Amusingly, most people were finding it hard to sing along, being 15 years removed from the bafflingly abstract lyrics. This time around, however, decoding them wasn’t as important as it had seemed when I was a teenager. Why do the lyrics printed in the booklet mysteriously omit the bridge from “Glycerine”? What’s the significance of that particular passage, and why is it different from everything else on the album? And what the fuck is he mumbling there anyway? I later bought a sheet music transcription to help hurry along my progress with the guitar and finally found it there: “Bad moon wine again/ And it falls around me.” Didn’t actually help quell my curiosity at all.
Last night “Greedy Fly” sounded more serious than I remember—I guess in some ways the follow-up single from Razorblade Suitcase was one of the most mature statements of the genuine avant-garde tendencies that usually just manifested themselves as incomprehensible babbling. I’d called Jefferson as soon as I heard on the radio that the tour in support of that album would also be coming back through town. “If we go to this,” he whispered excitedly, “we’ll be Bush gurus.”
I’ve grown up and away from Bush’s music over the years, and I can fully appreciate why it seems ridiculous to be excited about them in 2011 if you’re just reading this on a blog or something (especially if you’re reading about it on a blog, actually). But this was also about the point in the evening where it became pretty clear that the excitement in the room was as real as it had been in the van all those years ago, and too heartfelt to impeach as somehow misguided. I’ve also been to the shows where this doesn’t go very well; the 14-year-old version of myself was mostly an idiot, and I’d honestly be quite happy to skewer him for you folks here if I could.
But to hell with snark—that would be the easy way out, and this was honestly wonderful. In one of the most adorable rock-star moves I’ve seen, Rossdale grabbed a handheld video camera from one of the fans who had posted up for two hours in order to stake out a spot in the front row and held it next to the mic for a verse or so, singing directly to it. That one’s gonna be a keeper. And that girl in front of me—it’ll be a long time before I’ll forget the look on her face when they finally started playing “Glycerine.”
And then it was over, and the subway zipped me back to Brooklyn in 2011, possibly at 88mph and leaving flaming tracks in its wake. Against my better judgment, I’ll probably be picking up the new album after this. Sea Of Memories, they’re calling it.
Critical bias: Um, hello? Have you been paying attention? Anybody in there? Knock knock? MCFLY???
Overheard: Chatty dude to my right found out I was reviewing the show, and during “Swallowed,” he grinned and said, “I got my first blowjob to this song!” He promised to email this to the girl if I quoted him.

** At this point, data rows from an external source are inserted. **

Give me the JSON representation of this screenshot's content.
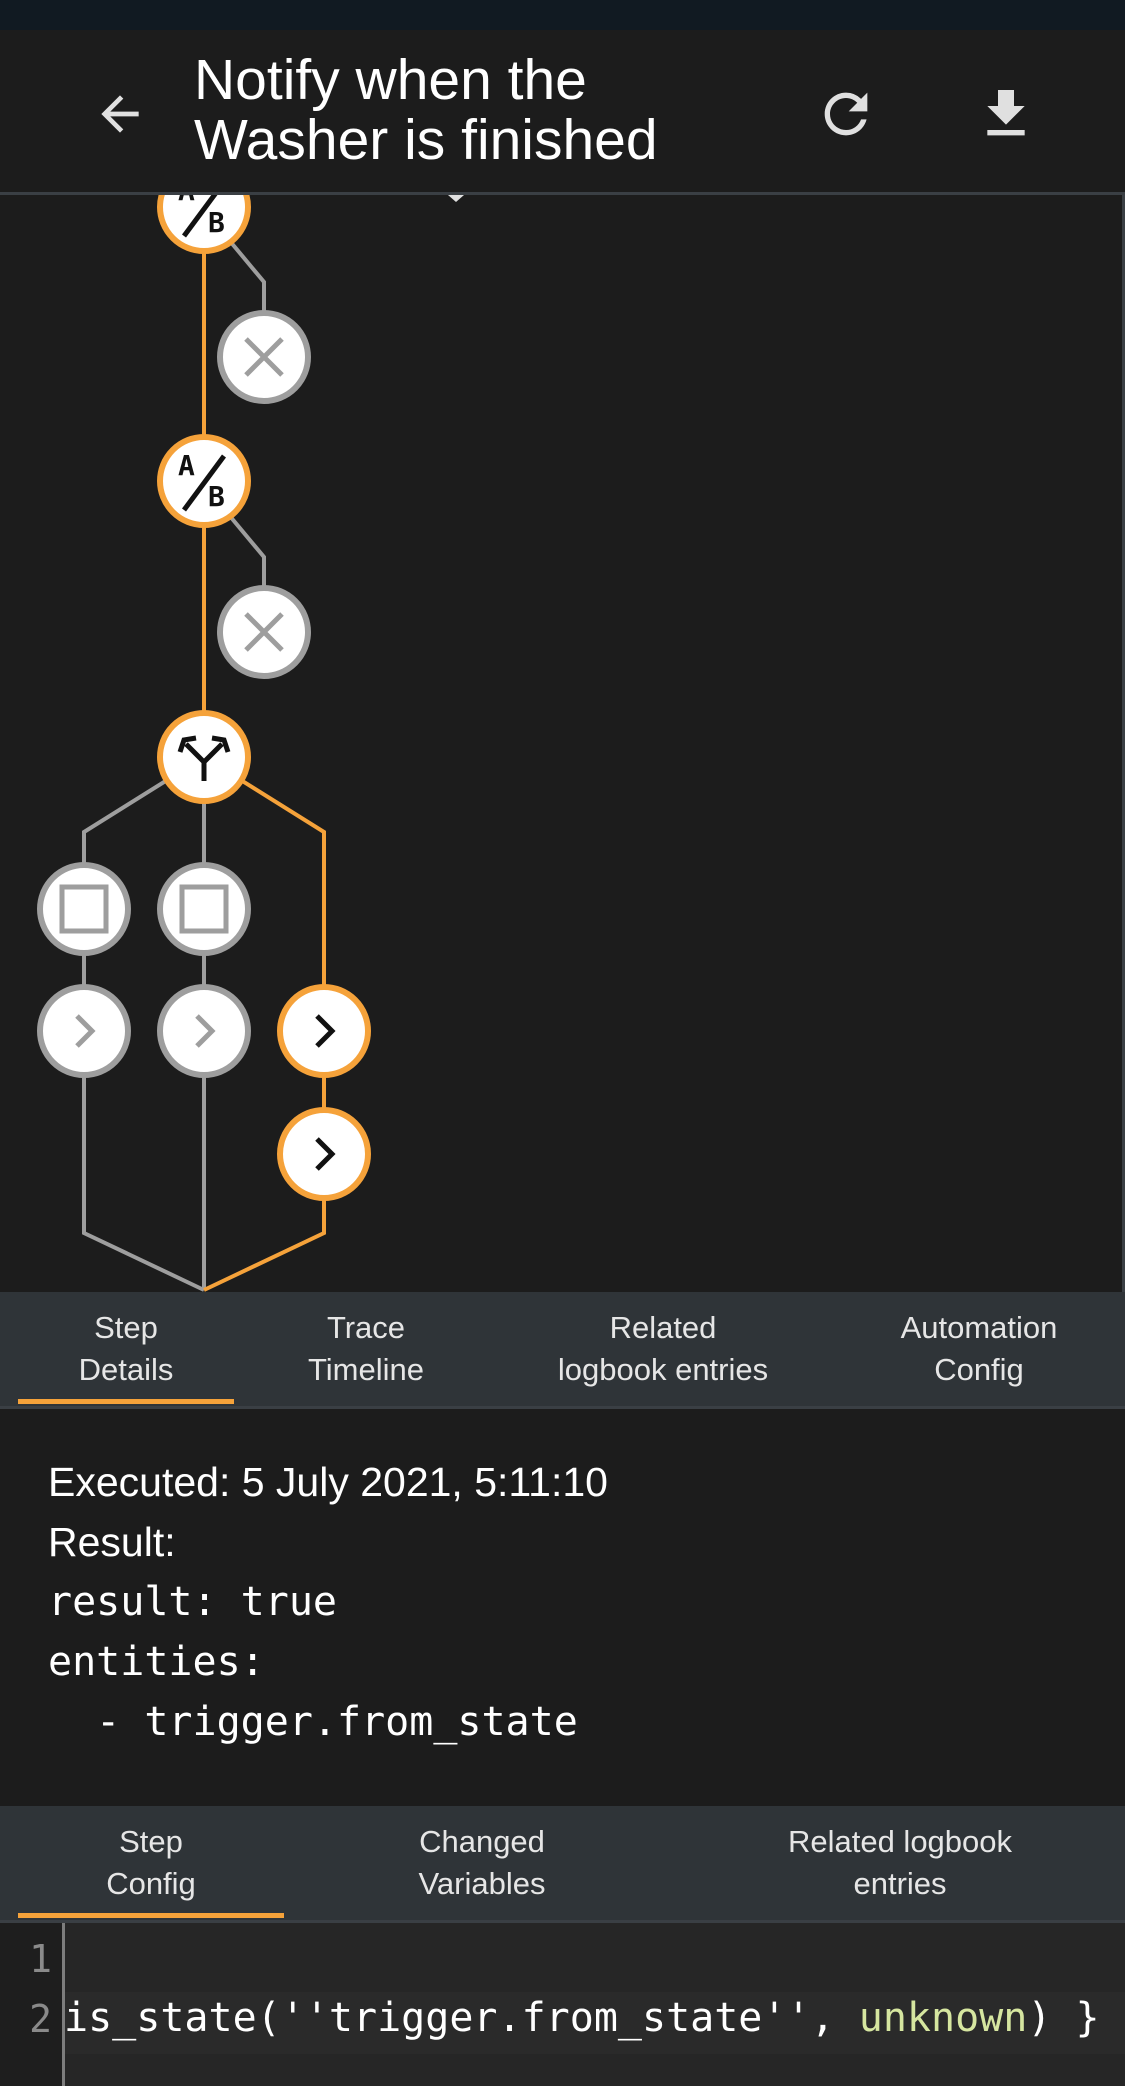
{
  "header": {
    "title": "Notify when the Washer is finished",
    "back_icon": "arrow-left-icon",
    "refresh_icon": "refresh-icon",
    "download_icon": "download-icon"
  },
  "graph": {
    "colors": {
      "active": "#f5a23a",
      "inactive": "#9e9e9e",
      "node_fill": "#ffffff"
    },
    "nodes": [
      {
        "id": "condition-1",
        "icon": "a-slash-b-icon",
        "state": "active"
      },
      {
        "id": "condition-1-fail",
        "icon": "close-icon",
        "state": "inactive"
      },
      {
        "id": "condition-2",
        "icon": "a-slash-b-icon",
        "state": "active"
      },
      {
        "id": "condition-2-fail",
        "icon": "close-icon",
        "state": "inactive"
      },
      {
        "id": "choose",
        "icon": "call-split-icon",
        "state": "active"
      },
      {
        "id": "option-1-condition",
        "icon": "square-icon",
        "state": "inactive"
      },
      {
        "id": "option-2-condition",
        "icon": "square-icon",
        "state": "inactive"
      },
      {
        "id": "option-1-action",
        "icon": "chevron-right-icon",
        "state": "inactive"
      },
      {
        "id": "option-2-action",
        "icon": "chevron-right-icon",
        "state": "inactive"
      },
      {
        "id": "default-action-1",
        "icon": "chevron-right-icon",
        "state": "active"
      },
      {
        "id": "default-action-2",
        "icon": "chevron-right-icon",
        "state": "active"
      }
    ]
  },
  "tabs_top": [
    {
      "label": "Step\nDetails",
      "active": true
    },
    {
      "label": "Trace\nTimeline",
      "active": false
    },
    {
      "label": "Related\nlogbook entries",
      "active": false
    },
    {
      "label": "Automation\nConfig",
      "active": false
    }
  ],
  "details": {
    "executed": "Executed: 5 July 2021, 5:11:10",
    "result_label": "Result:",
    "yaml_line_1": "result: true",
    "yaml_line_2": "entities:",
    "yaml_line_3": "  - trigger.from_state"
  },
  "tabs_bottom": [
    {
      "label": "Step\nConfig",
      "active": true
    },
    {
      "label": "Changed\nVariables",
      "active": false
    },
    {
      "label": "Related logbook\nentries",
      "active": false
    }
  ],
  "editor": {
    "line_numbers": [
      "1",
      "2"
    ],
    "line_1": "",
    "line_2_prefix": "is_state(",
    "line_2_string": "''trigger.from_state''",
    "line_2_mid": ", ",
    "line_2_arg": "unknown",
    "line_2_suffix": ") }",
    "colors": {
      "text": "#ffffff",
      "string": "#ffffff",
      "arg": "#d6e6a0"
    }
  }
}
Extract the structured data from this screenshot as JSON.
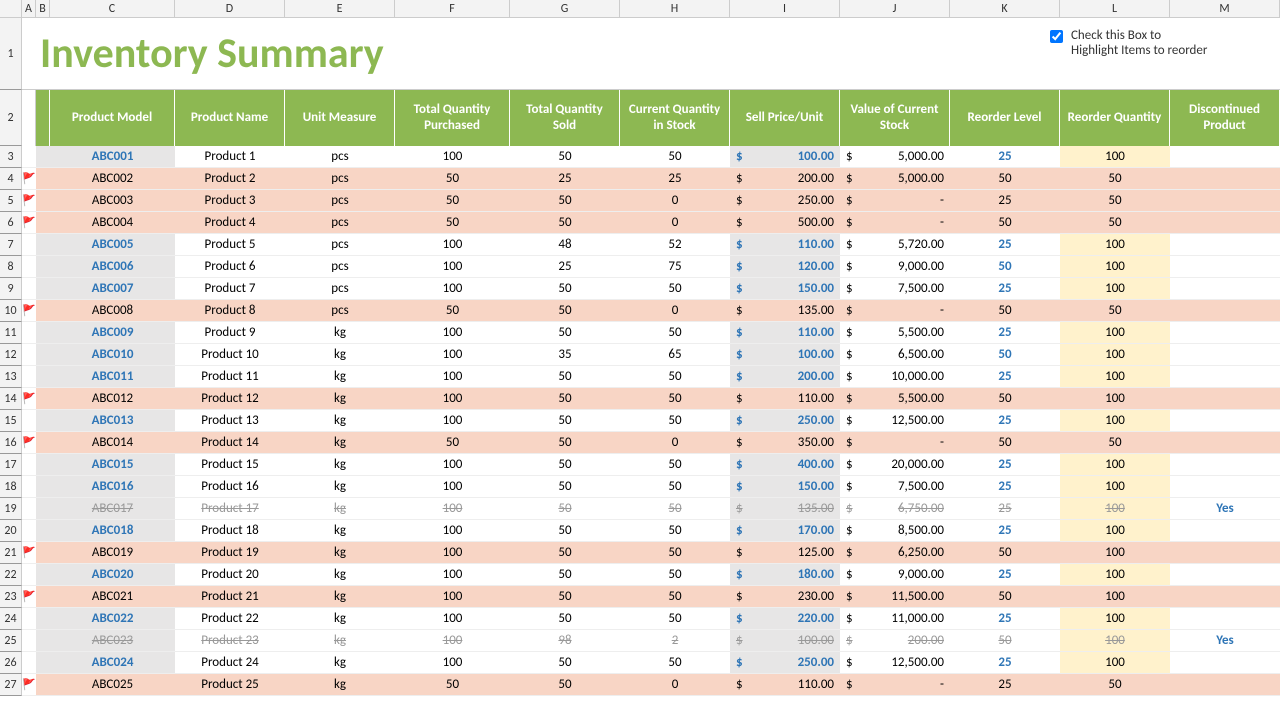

You better come through here, Dave.
Random notebook dump: When you’re Bush, how do you close with anything other than “Glycerine?” I’ll tell you—with “Comedown,” hanging on the line “I don’t want to come back down from this cloud,” so all the folks still caught up in reminiscing get one for the road, so to speak.
All My Life
The People That We Love
The Sound Of Winter
Letting The Cables Sleep
The Chemicals Between Us
Land Of The Living
This article from the Village Voice Archive was posted on July 29, 2011